Donald Trump Saw His Latest Indictment Coming (And He's Not Backing Down)

Donald Trump likely has a long way to go before he's able to put his current legal woes behind him now that he's been indicted — for a third time.

The next few months are crucial for Trump if he plans to run a successful presidential campaign. And while the 2024 election could very well result in him reclaiming the title of president in January 2025, much to the dismay of his detractors, the journey to get there will be anything be easy. Or simple. Aside from the fact that he made history as the sole president to have been impeached on two separate occasions, per PBS, he also has a mountain of legal troubles, which are making a potential second term an uphill battle.

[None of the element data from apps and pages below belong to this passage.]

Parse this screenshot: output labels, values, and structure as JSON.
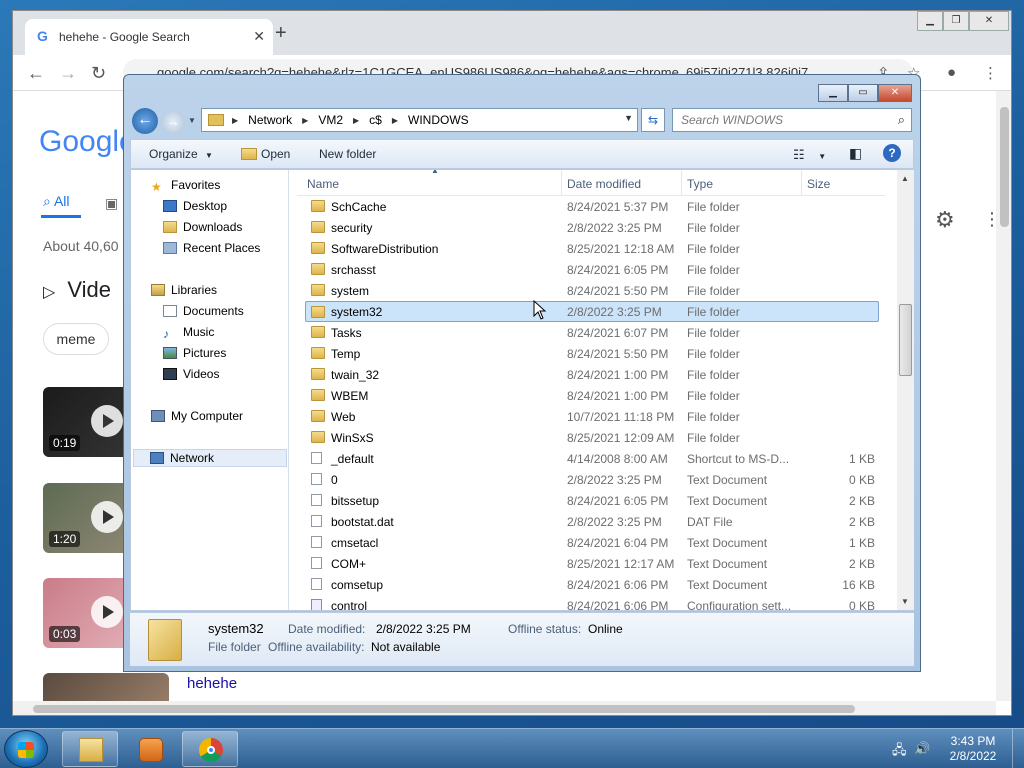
{
  "chrome": {
    "tab_title": "hehehe - Google Search",
    "url": "google.com/search?q=hehehe&rlz=1C1GCEA_enUS986US986&oq=hehehe&aqs=chrome..69i57j0i271l3.826j0j7",
    "logo": "Google",
    "search_tabs": {
      "all": "All"
    },
    "results_about": "About 40,60",
    "videos_heading": "Vide",
    "chip_meme": "meme",
    "videos": [
      {
        "duration": "0:19"
      },
      {
        "duration": "1:20"
      },
      {
        "duration": "0:03"
      }
    ],
    "link_text": "hehehe"
  },
  "explorer": {
    "address": [
      "Network",
      "VM2",
      "c$",
      "WINDOWS"
    ],
    "search_placeholder": "Search WINDOWS",
    "toolbar": {
      "organize": "Organize",
      "open": "Open",
      "new_folder": "New folder"
    },
    "nav": {
      "favorites": "Favorites",
      "desktop": "Desktop",
      "downloads": "Downloads",
      "recent": "Recent Places",
      "libraries": "Libraries",
      "documents": "Documents",
      "music": "Music",
      "pictures": "Pictures",
      "videos": "Videos",
      "computer": "My Computer",
      "network": "Network"
    },
    "columns": {
      "name": "Name",
      "date": "Date modified",
      "type": "Type",
      "size": "Size"
    },
    "files": [
      {
        "name": "SchCache",
        "date": "8/24/2021 5:37 PM",
        "type": "File folder",
        "size": "",
        "icon": "folder"
      },
      {
        "name": "security",
        "date": "2/8/2022 3:25 PM",
        "type": "File folder",
        "size": "",
        "icon": "folder"
      },
      {
        "name": "SoftwareDistribution",
        "date": "8/25/2021 12:18 AM",
        "type": "File folder",
        "size": "",
        "icon": "folder"
      },
      {
        "name": "srchasst",
        "date": "8/24/2021 6:05 PM",
        "type": "File folder",
        "size": "",
        "icon": "folder"
      },
      {
        "name": "system",
        "date": "8/24/2021 5:50 PM",
        "type": "File folder",
        "size": "",
        "icon": "folder"
      },
      {
        "name": "system32",
        "date": "2/8/2022 3:25 PM",
        "type": "File folder",
        "size": "",
        "icon": "folder"
      },
      {
        "name": "Tasks",
        "date": "8/24/2021 6:07 PM",
        "type": "File folder",
        "size": "",
        "icon": "folder"
      },
      {
        "name": "Temp",
        "date": "8/24/2021 5:50 PM",
        "type": "File folder",
        "size": "",
        "icon": "folder"
      },
      {
        "name": "twain_32",
        "date": "8/24/2021 1:00 PM",
        "type": "File folder",
        "size": "",
        "icon": "folder"
      },
      {
        "name": "WBEM",
        "date": "8/24/2021 1:00 PM",
        "type": "File folder",
        "size": "",
        "icon": "folder"
      },
      {
        "name": "Web",
        "date": "10/7/2021 11:18 PM",
        "type": "File folder",
        "size": "",
        "icon": "folder"
      },
      {
        "name": "WinSxS",
        "date": "8/25/2021 12:09 AM",
        "type": "File folder",
        "size": "",
        "icon": "folder"
      },
      {
        "name": "_default",
        "date": "4/14/2008 8:00 AM",
        "type": "Shortcut to MS-D...",
        "size": "1 KB",
        "icon": "doc"
      },
      {
        "name": "0",
        "date": "2/8/2022 3:25 PM",
        "type": "Text Document",
        "size": "0 KB",
        "icon": "doc"
      },
      {
        "name": "bitssetup",
        "date": "8/24/2021 6:05 PM",
        "type": "Text Document",
        "size": "2 KB",
        "icon": "doc"
      },
      {
        "name": "bootstat.dat",
        "date": "2/8/2022 3:25 PM",
        "type": "DAT File",
        "size": "2 KB",
        "icon": "doc"
      },
      {
        "name": "cmsetacl",
        "date": "8/24/2021 6:04 PM",
        "type": "Text Document",
        "size": "1 KB",
        "icon": "doc"
      },
      {
        "name": "COM+",
        "date": "8/25/2021 12:17 AM",
        "type": "Text Document",
        "size": "2 KB",
        "icon": "doc"
      },
      {
        "name": "comsetup",
        "date": "8/24/2021 6:06 PM",
        "type": "Text Document",
        "size": "16 KB",
        "icon": "doc"
      },
      {
        "name": "control",
        "date": "8/24/2021 6:06 PM",
        "type": "Configuration sett...",
        "size": "0 KB",
        "icon": "cfg"
      }
    ],
    "selected_index": 5,
    "details": {
      "name": "system32",
      "date_label": "Date modified:",
      "date_value": "2/8/2022 3:25 PM",
      "status_label": "Offline status:",
      "status_value": "Online",
      "type": "File folder",
      "avail_label": "Offline availability:",
      "avail_value": "Not available"
    }
  },
  "taskbar": {
    "time": "3:43 PM",
    "date": "2/8/2022"
  }
}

In June, Trump was indicted for hoarding sensitive government documents. That same month, the charges resulted in Trump becoming the second-ever president to get arrested. According to NPR, former President Ulysses S. Grant was actually the first commander-in-chief to get arrested... although his crime of riding in a horse-drawn carriage that was speeding wasn't nearly as scandalous. Once again, Trump's legal problems continue to stack up, as he's now on the unwanted end of another federal investigation.

Donald Trump allegedly spread falsehoods in an effort to overturn election results

Per ABC News, Donald Trump's alleged attempt to meddle in the 2020 presidential election results continues to cause him problems. In July, Trump was notified by Special Counsel Jack Smith that he was looking into his role in the matter. Per the outlet, Smith delivered Trump's legal team a target letter, which serves as a warning of possible indictment. Now, Trump has officially been indicted on four counts in connection with his plot to overturn the results leading up to January 6, 2021. Federal prosecutors said the former president "was determined to remain in power" after losing the 2020 election to Joe Biden, according to CNN.

"So for more than two months following election day on November 3, 2020, the defendant spread lies that there had been outcome-determinative fraud in the election and that he had actually won," the indictment reads. Although Trump was aware of said falsehoods, he "disseminated them anyway — to make his knowingly false claims appear legitimate, create an intense atmosphere of mistrust and anger, and erode public faith in the administration of the election." Six unnamed co-conspirators were also included in Smith's probe.

Trump's campaign was quick to respond to the news. "This is nothing more than the latest corrupt chapter in the continued pathetic attempt by the Biden Crime Family and their weaponized Department of Justice to interfere with the 2024 Presidential Election, in which President Trump is the undisputed frontrunner, and leading by substantial margins," the campaign stated (via The Guardian). They added that these "un-American witch hunts will fail and President Trump will be re-elected..."